 If you also felt that you were out-of-step with what you imagined you were supposed to be thinking or feeling, you’ll appreciate this story.

 I’ve written before, about my fifth grade nemesis… the  “BULLY.”

This time, I won’t use her name, but she did seem to set a standard for what to look like and what to wear. Everyone, I thought, wanted to be her friend and be invited to her birthday parties. You might have said she was “popular”; I didn’t like her much.

I convinced myself that she was a bully and that the reason the other girls flocked around her was because they were afraid of becoming victim of her “power.” It was a “if you weren’t with her, she would turn on you,” sort of thing.

mean 2

Maybe I was just jealous.

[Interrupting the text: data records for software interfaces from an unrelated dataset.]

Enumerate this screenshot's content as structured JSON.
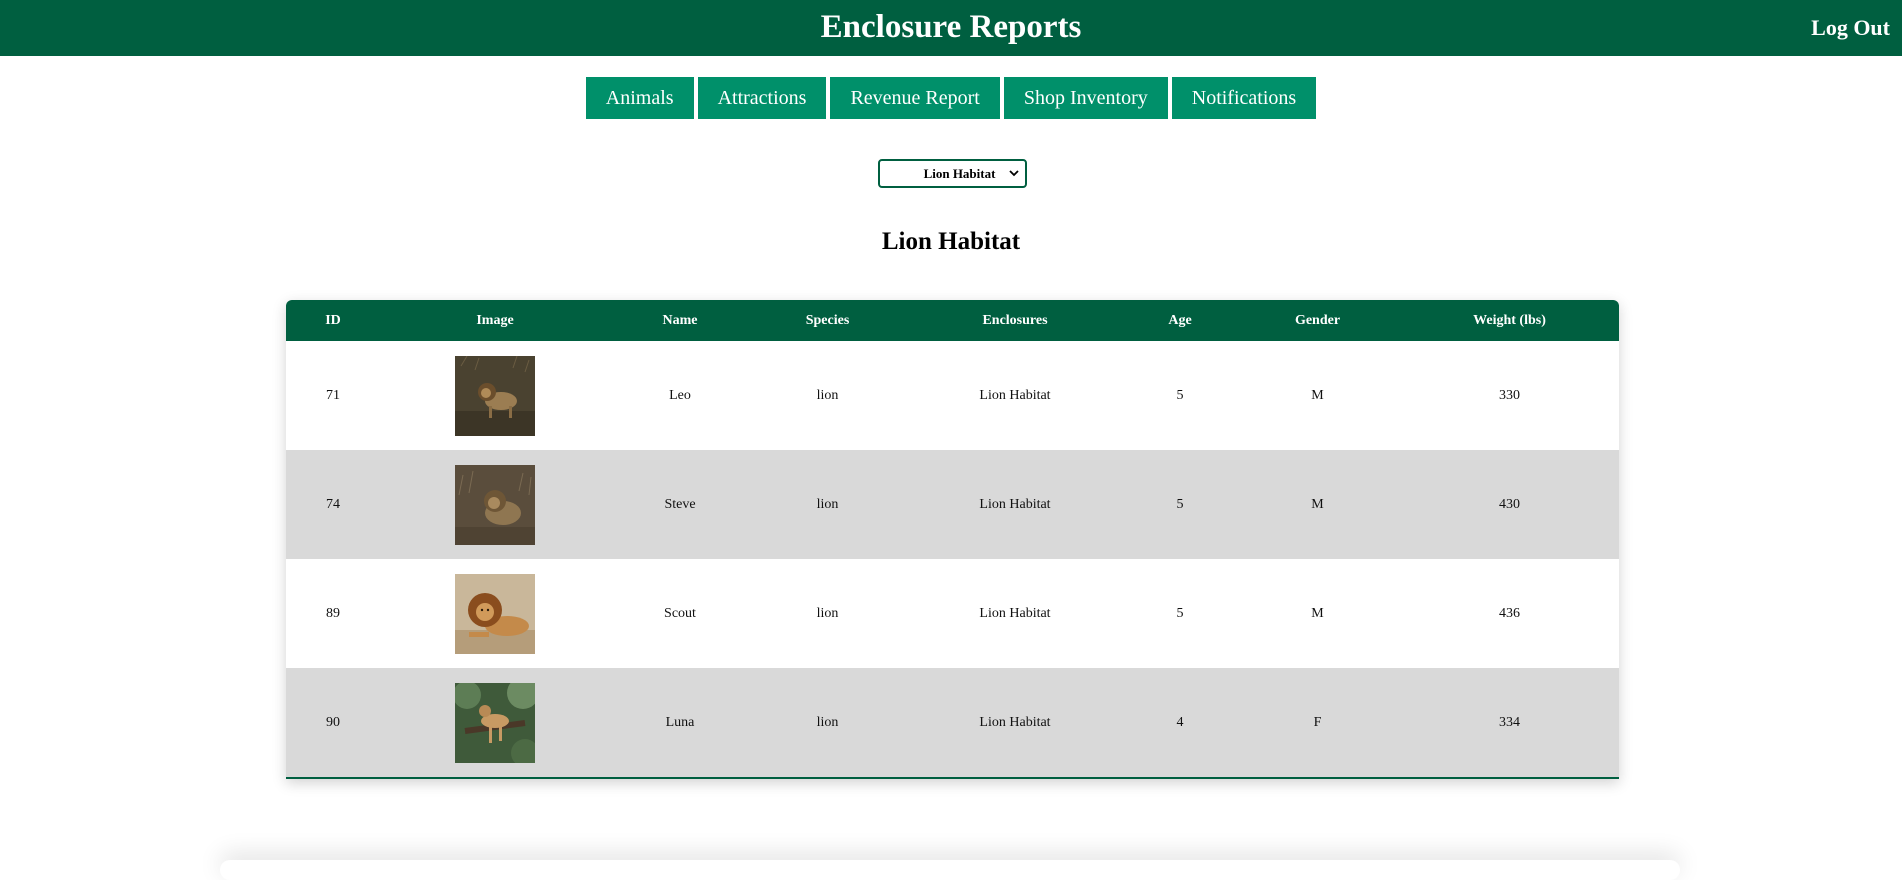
{
  "header": {
    "title": "Enclosure Reports",
    "logout_label": "Log Out",
    "bg_color": "#005f40"
  },
  "nav": {
    "items": [
      "Animals",
      "Attractions",
      "Revenue Report",
      "Shop Inventory",
      "Notifications"
    ],
    "button_color": "#00906a"
  },
  "enclosure_select": {
    "selected": "Lion Habitat"
  },
  "section_title": "Lion Habitat",
  "table": {
    "columns": [
      "ID",
      "Image",
      "Name",
      "Species",
      "Enclosures",
      "Age",
      "Gender",
      "Weight (lbs)"
    ],
    "rows": [
      {
        "id": "71",
        "image": "lion-photo-standing",
        "name": "Leo",
        "species": "lion",
        "enclosure": "Lion Habitat",
        "age": "5",
        "gender": "M",
        "weight": "330"
      },
      {
        "id": "74",
        "image": "lion-photo-grass",
        "name": "Steve",
        "species": "lion",
        "enclosure": "Lion Habitat",
        "age": "5",
        "gender": "M",
        "weight": "430"
      },
      {
        "id": "89",
        "image": "lion-photo-lying",
        "name": "Scout",
        "species": "lion",
        "enclosure": "Lion Habitat",
        "age": "5",
        "gender": "M",
        "weight": "436"
      },
      {
        "id": "90",
        "image": "lioness-photo-tree",
        "name": "Luna",
        "species": "lion",
        "enclosure": "Lion Habitat",
        "age": "4",
        "gender": "F",
        "weight": "334"
      }
    ]
  }
}
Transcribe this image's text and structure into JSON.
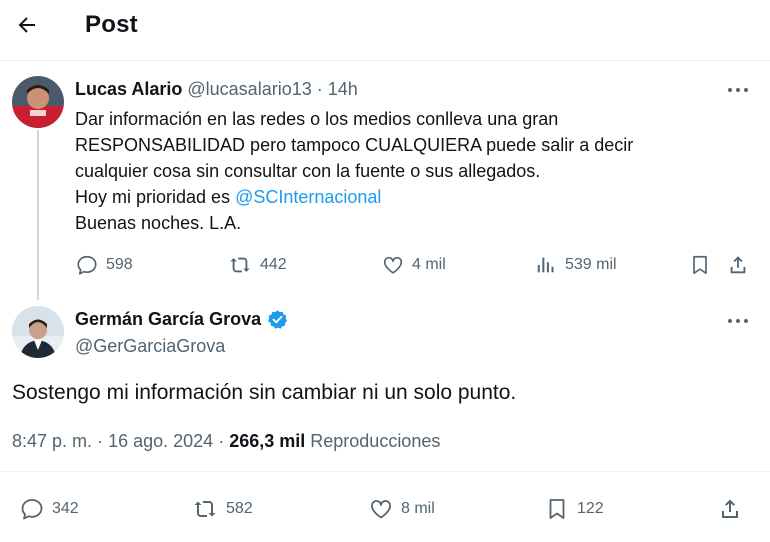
{
  "header": {
    "title": "Post"
  },
  "reply": {
    "author_name": "Lucas Alario",
    "author_handle": "@lucasalario13",
    "time": "14h",
    "text_lines": [
      "Dar información en las redes o los medios conlleva una gran",
      "RESPONSABILIDAD pero tampoco CUALQUIERA puede salir a decir",
      "cualquier cosa sin consultar con la fuente o sus allegados."
    ],
    "line4_prefix": "Hoy mi prioridad es ",
    "line4_mention": "@SCInternacional",
    "line5": "Buenas noches. L.A.",
    "counts": {
      "replies": "598",
      "reposts": "442",
      "likes": "4 mil",
      "views": "539 mil"
    }
  },
  "main": {
    "author_name": "Germán García Grova",
    "author_handle": "@GerGarciaGrova",
    "text": "Sostengo mi información sin cambiar ni un solo punto.",
    "time": "8:47 p. m.",
    "date": "16 ago. 2024",
    "views": "266,3 mil",
    "views_label": "Reproducciones",
    "counts": {
      "replies": "342",
      "reposts": "582",
      "likes": "8 mil",
      "bookmarks": "122"
    }
  },
  "colors": {
    "accent": "#1d9bf0",
    "text": "#0f1419",
    "muted": "#536471",
    "verified": "#1d9bf0"
  },
  "icons": [
    "arrow-left-icon",
    "more-icon",
    "reply-icon",
    "repost-icon",
    "like-icon",
    "views-icon",
    "bookmark-icon",
    "share-icon",
    "verified-icon"
  ]
}
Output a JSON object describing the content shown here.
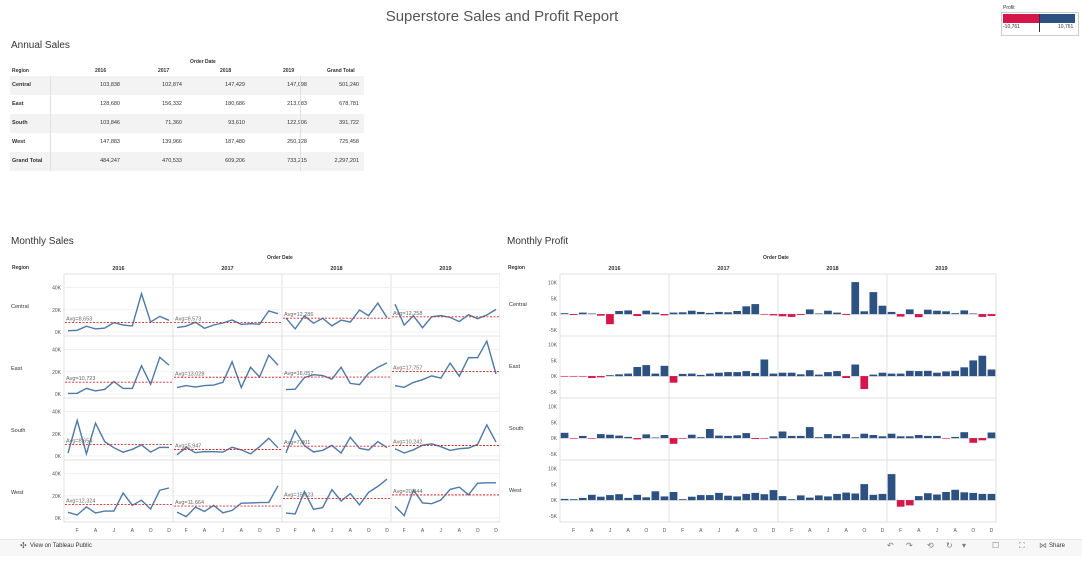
{
  "title": "Superstore Sales and Profit Report",
  "legend": {
    "label": "Profit",
    "min_label": "-10,761",
    "max_label": "10,761",
    "neg_color": "#d6164a",
    "pos_color": "#2d5282"
  },
  "annual_sales": {
    "title": "Annual Sales",
    "column_header": "Order Date",
    "row_header": "Region",
    "columns": [
      "2016",
      "2017",
      "2018",
      "2019",
      "Grand Total"
    ],
    "rows": [
      {
        "label": "Central",
        "values": [
          "103,838",
          "102,874",
          "147,429",
          "147,098",
          "501,240"
        ]
      },
      {
        "label": "East",
        "values": [
          "128,680",
          "156,332",
          "180,686",
          "213,083",
          "678,781"
        ]
      },
      {
        "label": "South",
        "values": [
          "103,846",
          "71,360",
          "93,610",
          "122,906",
          "391,722"
        ]
      },
      {
        "label": "West",
        "values": [
          "147,883",
          "139,966",
          "187,480",
          "250,128",
          "725,458"
        ]
      },
      {
        "label": "Grand Total",
        "values": [
          "484,247",
          "470,533",
          "609,206",
          "733,215",
          "2,297,201"
        ]
      }
    ]
  },
  "monthly_sales": {
    "title": "Monthly Sales",
    "column_header": "Order Date",
    "row_header": "Region",
    "years": [
      "2016",
      "2017",
      "2018",
      "2019"
    ],
    "month_ticks": [
      "F",
      "A",
      "J",
      "A",
      "O",
      "D"
    ],
    "y_ticks": [
      "40K",
      "20K",
      "0K"
    ],
    "regions": [
      {
        "label": "Central",
        "avgs": [
          "Avg=8,653",
          "Avg=8,573",
          "Avg=12,286",
          "Avg=12,258"
        ]
      },
      {
        "label": "East",
        "avgs": [
          "Avg=10,723",
          "Avg=13,028",
          "Avg=16,057",
          "Avg=17,757"
        ]
      },
      {
        "label": "South",
        "avgs": [
          "Avg=8,654",
          "Avg=5,947",
          "Avg=7,801",
          "Avg=10,242"
        ]
      },
      {
        "label": "West",
        "avgs": [
          "Avg=12,324",
          "Avg=11,664",
          "Avg=15,623",
          "Avg=20,844"
        ]
      }
    ]
  },
  "monthly_profit": {
    "title": "Monthly Profit",
    "column_header": "Order Date",
    "row_header": "Region",
    "years": [
      "2016",
      "2017",
      "2018",
      "2019"
    ],
    "month_ticks": [
      "F",
      "A",
      "J",
      "A",
      "O",
      "D"
    ],
    "y_ticks": [
      "10K",
      "5K",
      "0K",
      "-5K"
    ],
    "regions": [
      {
        "label": "Central"
      },
      {
        "label": "East"
      },
      {
        "label": "South"
      },
      {
        "label": "West"
      }
    ]
  },
  "chart_data": [
    {
      "type": "line",
      "title": "Monthly Sales",
      "ylim": [
        0,
        45000
      ],
      "reference_line": "average per year",
      "series": [
        {
          "name": "Central",
          "values": [
            1200,
            1500,
            5200,
            2800,
            3500,
            8500,
            6200,
            5500,
            34500,
            9000,
            14000,
            10500,
            4000,
            5200,
            8800,
            3300,
            6300,
            8100,
            10800,
            6800,
            7500,
            7000,
            19000,
            16500,
            12500,
            2800,
            14500,
            7900,
            12400,
            5500,
            10700,
            8900,
            19800,
            14700,
            26000,
            13000,
            25000,
            6200,
            14600,
            3900,
            13700,
            14800,
            13100,
            9400,
            15600,
            12000,
            15300,
            20300
          ]
        },
        {
          "name": "East",
          "values": [
            500,
            600,
            5000,
            2800,
            4200,
            11200,
            5000,
            5000,
            25500,
            8700,
            33000,
            26000,
            5800,
            7600,
            6200,
            7600,
            8000,
            10500,
            29000,
            5800,
            24000,
            15300,
            35000,
            26000,
            4000,
            4300,
            14800,
            17400,
            16600,
            13300,
            24000,
            9500,
            8500,
            18600,
            24000,
            28000,
            7500,
            6000,
            10400,
            12900,
            16300,
            14300,
            27800,
            16000,
            32800,
            32700,
            47500,
            18000
          ]
        },
        {
          "name": "South",
          "values": [
            2700,
            32000,
            2000,
            29500,
            13000,
            7500,
            3400,
            6000,
            10000,
            3500,
            7800,
            7700,
            1100,
            7700,
            3000,
            4000,
            3900,
            3500,
            7800,
            5500,
            2000,
            8400,
            16000,
            7400,
            3000,
            23000,
            9400,
            3600,
            5100,
            9500,
            2700,
            16800,
            6900,
            5400,
            13000,
            7500,
            6500,
            2700,
            5600,
            9700,
            10900,
            8400,
            5000,
            6600,
            7200,
            10400,
            28000,
            12500
          ]
        },
        {
          "name": "West",
          "values": [
            5100,
            2700,
            10000,
            4500,
            6200,
            6200,
            22500,
            11400,
            16000,
            8000,
            25000,
            27000,
            5300,
            1300,
            9700,
            5900,
            11300,
            4700,
            6800,
            13300,
            13600,
            13900,
            14000,
            29000,
            4400,
            3700,
            23800,
            7800,
            9400,
            25500,
            15300,
            22000,
            11900,
            23100,
            28400,
            35000,
            10500,
            2200,
            25200,
            13600,
            12900,
            16200,
            25700,
            27800,
            20900,
            31300,
            31700,
            31700
          ]
        }
      ]
    },
    {
      "type": "bar",
      "title": "Monthly Profit",
      "ylim": [
        -6000,
        11500
      ],
      "series": [
        {
          "name": "Central",
          "values": [
            300,
            -300,
            500,
            200,
            -500,
            -3200,
            1000,
            1200,
            -600,
            1100,
            500,
            -400,
            500,
            600,
            1100,
            700,
            400,
            700,
            600,
            1000,
            2500,
            3200,
            -200,
            -400,
            -700,
            -900,
            -300,
            1500,
            200,
            1100,
            500,
            -300,
            10200,
            900,
            7000,
            2700,
            700,
            -800,
            1500,
            -1000,
            1400,
            1100,
            900,
            300,
            1200,
            200,
            -900,
            -600
          ]
        },
        {
          "name": "East",
          "values": [
            -100,
            -100,
            -200,
            -600,
            -400,
            300,
            600,
            800,
            2900,
            3500,
            800,
            3300,
            -2100,
            700,
            800,
            400,
            800,
            1100,
            1300,
            1300,
            1600,
            1000,
            5300,
            800,
            1100,
            1100,
            600,
            1900,
            500,
            1300,
            1600,
            -600,
            3700,
            -4100,
            500,
            1100,
            800,
            800,
            1700,
            1600,
            1700,
            1100,
            1500,
            1700,
            2800,
            5000,
            6500,
            2100
          ]
        },
        {
          "name": "South",
          "values": [
            1700,
            -100,
            700,
            -200,
            1300,
            1100,
            800,
            400,
            -400,
            1200,
            200,
            1000,
            -1800,
            -100,
            1100,
            300,
            2900,
            800,
            700,
            900,
            1600,
            -300,
            -200,
            600,
            2100,
            700,
            700,
            3500,
            300,
            1300,
            700,
            1300,
            300,
            1400,
            1000,
            600,
            1400,
            600,
            600,
            1000,
            700,
            700,
            -200,
            400,
            1900,
            -1500,
            -700,
            1800
          ]
        },
        {
          "name": "West",
          "values": [
            400,
            300,
            700,
            1700,
            1100,
            1600,
            1900,
            700,
            1700,
            900,
            2800,
            1200,
            2600,
            300,
            1100,
            1600,
            1600,
            2300,
            1400,
            1200,
            2000,
            2300,
            1900,
            3200,
            1300,
            300,
            1500,
            800,
            1500,
            1200,
            2000,
            2400,
            2100,
            5100,
            1700,
            2000,
            8300,
            -2100,
            -1700,
            1300,
            2200,
            1800,
            2600,
            3300,
            2500,
            2300,
            2000,
            2000
          ]
        }
      ]
    }
  ],
  "footer": {
    "view_label": "View on Tableau Public",
    "share_label": "Share"
  }
}
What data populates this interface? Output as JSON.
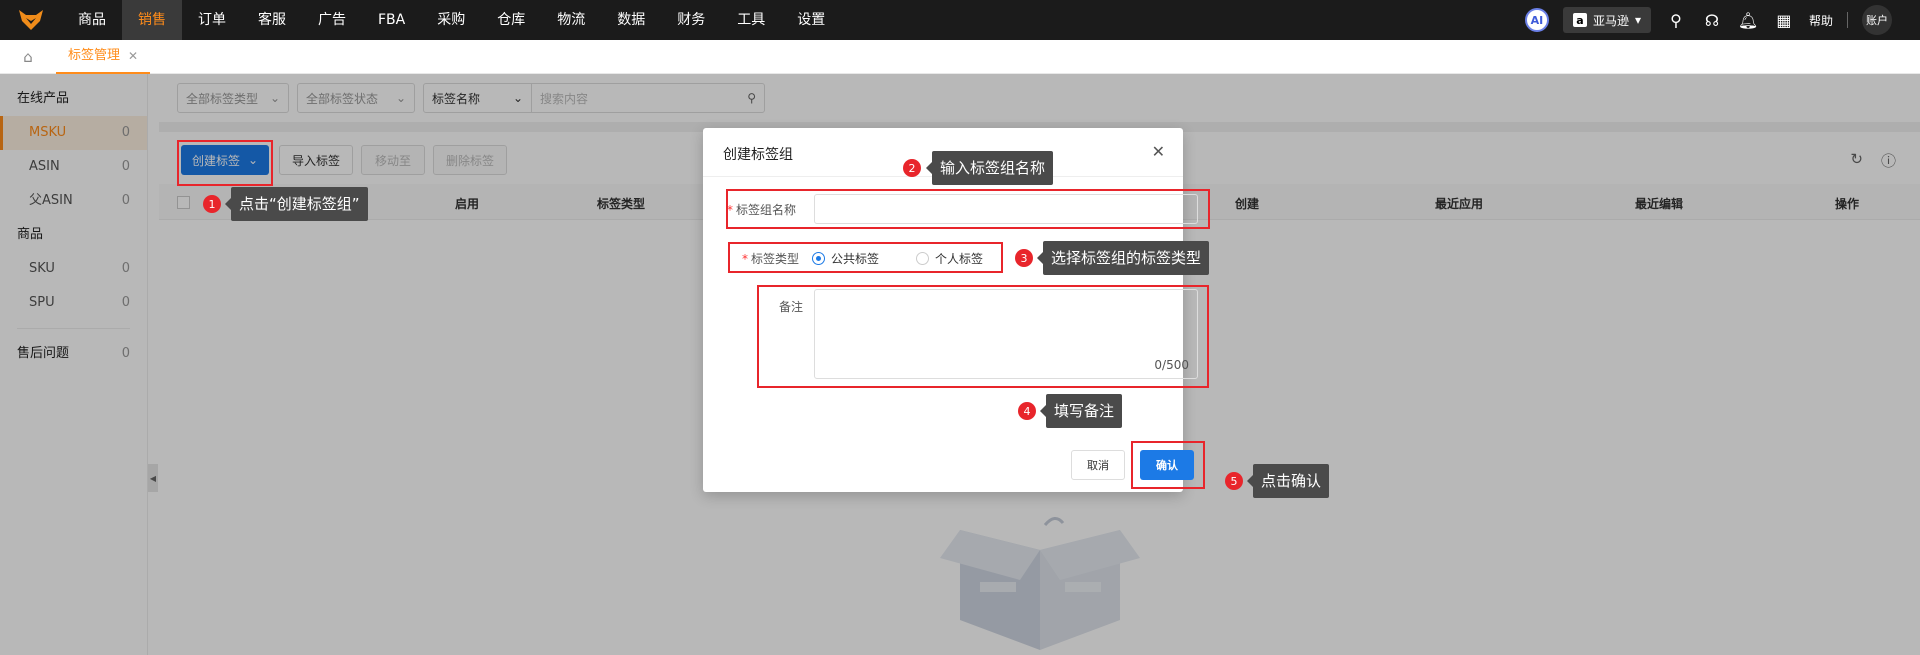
{
  "nav": {
    "items": [
      "商品",
      "销售",
      "订单",
      "客服",
      "广告",
      "FBA",
      "采购",
      "仓库",
      "物流",
      "数据",
      "财务",
      "工具",
      "设置"
    ],
    "active_index": 1,
    "ai": "AI",
    "store": "亚马逊",
    "help": "帮助",
    "account": "账户"
  },
  "tabs": [
    {
      "label": "标签管理"
    }
  ],
  "sidebar": {
    "group1": "在线产品",
    "items1": [
      {
        "label": "MSKU",
        "count": "0"
      },
      {
        "label": "ASIN",
        "count": "0"
      },
      {
        "label": "父ASIN",
        "count": "0"
      }
    ],
    "group2": "商品",
    "items2": [
      {
        "label": "SKU",
        "count": "0"
      },
      {
        "label": "SPU",
        "count": "0"
      }
    ],
    "after_sales": {
      "label": "售后问题",
      "count": "0"
    }
  },
  "filters": {
    "tag_type": "全部标签类型",
    "tag_status": "全部标签状态",
    "search_field": "标签名称",
    "search_placeholder": "搜索内容"
  },
  "toolbar": {
    "create": "创建标签",
    "import": "导入标签",
    "move": "移动至",
    "delete": "删除标签"
  },
  "table": {
    "columns": [
      "启用",
      "标签类型",
      "创建",
      "最近应用",
      "最近编辑",
      "操作"
    ]
  },
  "modal": {
    "title": "创建标签组",
    "name_label": "标签组名称",
    "type_label": "标签类型",
    "type_public": "公共标签",
    "type_private": "个人标签",
    "note_label": "备注",
    "note_count": "0/500",
    "cancel": "取消",
    "confirm": "确认"
  },
  "annotations": [
    {
      "num": "1",
      "text": "点击“创建标签组”"
    },
    {
      "num": "2",
      "text": "输入标签组名称"
    },
    {
      "num": "3",
      "text": "选择标签组的标签类型"
    },
    {
      "num": "4",
      "text": "填写备注"
    },
    {
      "num": "5",
      "text": "点击确认"
    }
  ]
}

In any event, my 10-year-old self celebrated a victory when she sought out my company on the playground and… I ignored her.

No, she didn’t turn on me. Maybe, she wasn’t so sure of herself after all.

What I do remember is a classmate, a boy, who over-heard the exchange and patted me on the back. “Way to go,” he said, smiled and ran away.

When I heard the story from the man on radio show, I was reminded of this girl… me,… so long ago. And how the boy on the playground, with his kind words, helped me to re-enforce and finally, set in stone, my idea of friendship.

The story-teller told his story about being a nerdy kid with unusual hobbies who was laughed at by his classmates until the “designated most popular girl” berated the teacher for not supporting him… in front of the whole class.

He said he’s forgotten the names of the other classmates and of the teacher.

But, he made it clear, he will never forget that fifth grade girl who stood up for him. He remembered everything about her, including her first and last names. He calls her his “hero.”

I wrote once, that I hoped my nemesis had grown pimples. I don’t feel that way any more. I’ve forgiven her and hope she’s forgiven herself.

 My new generosity comes with age, I think.


A little kindness goes a long way; nobody ever forgets someone who stands up for them.

If you love a fifth grader, you may want to share this story.

Thanks For Visiting,

Email Dr. Linda

{ 0 comments… add one now }

Leave a Comment